## 2.6.2 Populate the Context

In this section we model the Agatha puzzle step by step.

### 2.6.2.1 Modelling the Persons

We have three persons in the Agatha puzzle: Agatha herself, the butler and Charles. We model the three persons as constants (one constant for each person) in the corresponding CONSTANTS section:

CONSTANTS

These constants or persons respectively are part of a set:

SETS

Now the constants themselves are not very useful since they have no type (after creating the constants, they will be highlighted in red, which indicates a problem). The semantics of the sets (3.3.4) and constants (3.2.3.3) are specified in the axioms (3.2.3.3). As already mentioned above the persons are part of the set persons. We model this by creating a partition (3.3.4.7) in the AXIOMS section:

AXIOMS

Please note the curly braces {} around the constants. It’s very easy to forget these, but if they are missing, typing errors are created which are very hard to interpret for a novice.

The New Enumerated Set Wizard (3.1.6.2) allows you to create the constants, the set and the axiom automatically at the same time. To access this wizard, click on the New Enumerated Set Wizard tool bar item or find it under Event-B New Enumerated Set Wizard. This will bring up a wizard into which we can enter the name of the set and the constants in the corresponding text fields. The wizard will create the enumerated set, the constants and the axiom automatically.

### 2.6.2.2 Modelling the Relations “Persons who hate each other” and “Who’s how rich”

We create two more constants hates and richer to model the relations “Persons who hate each other” and “Who’s how rich”. The relations are abstract, which means that they say nothing about the concrete persons (Agatha, the butler and Charles). We define the concrete relationships between the persons later in this section.

The first constant hates is an arbitrary relation (3.3.5) between persons:

AXIOMS

The second constant richer is also a relation between persons:

AXIOMS

However, we know that the relation is irreflexive (no person is richer than itself):

AXIOMS

In addition, we know that the relation is transitive:

AXIOMS

Finally, the relation is trichotomous (one person is always richer than the other or vice versa, never both directions):

AXIOMS

### 2.6.2.3 Modelling the “Crime”

Since the objective of the puzzle is to find the killer, we have to create a new constant killer which is an element of persons:

CONSTANTS
AXIOMS

In addition, the puzzle has some more relationships between the different persons which are all modelled as axioms. We know that the killer hates his victim and is no richer than his victim:

AXIOMS

Charles hates no one that Agatha hates and Agatha hates everybody except the butler:

AXIOMS

The butler hates everyone not richer than aunt Agatha and the butler hates everyone whom Agatha hates. However, no one hates everyone:

AXIOMS

Finally, we have to model the solution:

AXIOMS

All axioms are set to “not theorem” when they are created.

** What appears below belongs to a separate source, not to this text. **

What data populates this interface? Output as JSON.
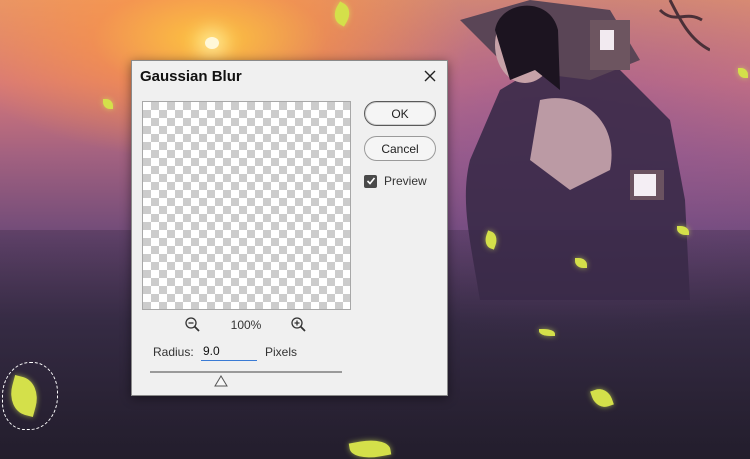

But we need the solution to be a theorem so that we can prove that it is valid. In order to do this, click on not theorem shown to the right of the axiom solution. This box will automatically change to theorem, and you will have set the axiom as a theorem as shown in Figure 2.12.

Theorems describe properties that are expected to be able to be derived from the axioms. Therefore, to prove a theorem you only use axioms and theorems that have already been proven.

The introduced theorem still has to be proven. Thus Rodin generates a proof obligation called solution/THM. However, at this point of the tutorial we do not want to go into more detail about proving yet.

You can use ProB to animate contexts, too. Just right-click on the context in the explorer and select Start Animation / Model Checking. If ProB finds solutions for the specified constants that fulfil the axioms, an event “SETUP_CONTEXT” is enabled that assigns values to the constants. In our example, ProB should find a solution where Agatha is the murderer. You can actually inspect the axioms and the theorem in the state view to see why they are fulfilled.
This contribution requires the ProB plugin. The content is maintained by the plugin contributors and may be out of date.

This concludes the tutorial about contexts. The following section shows the complete Context.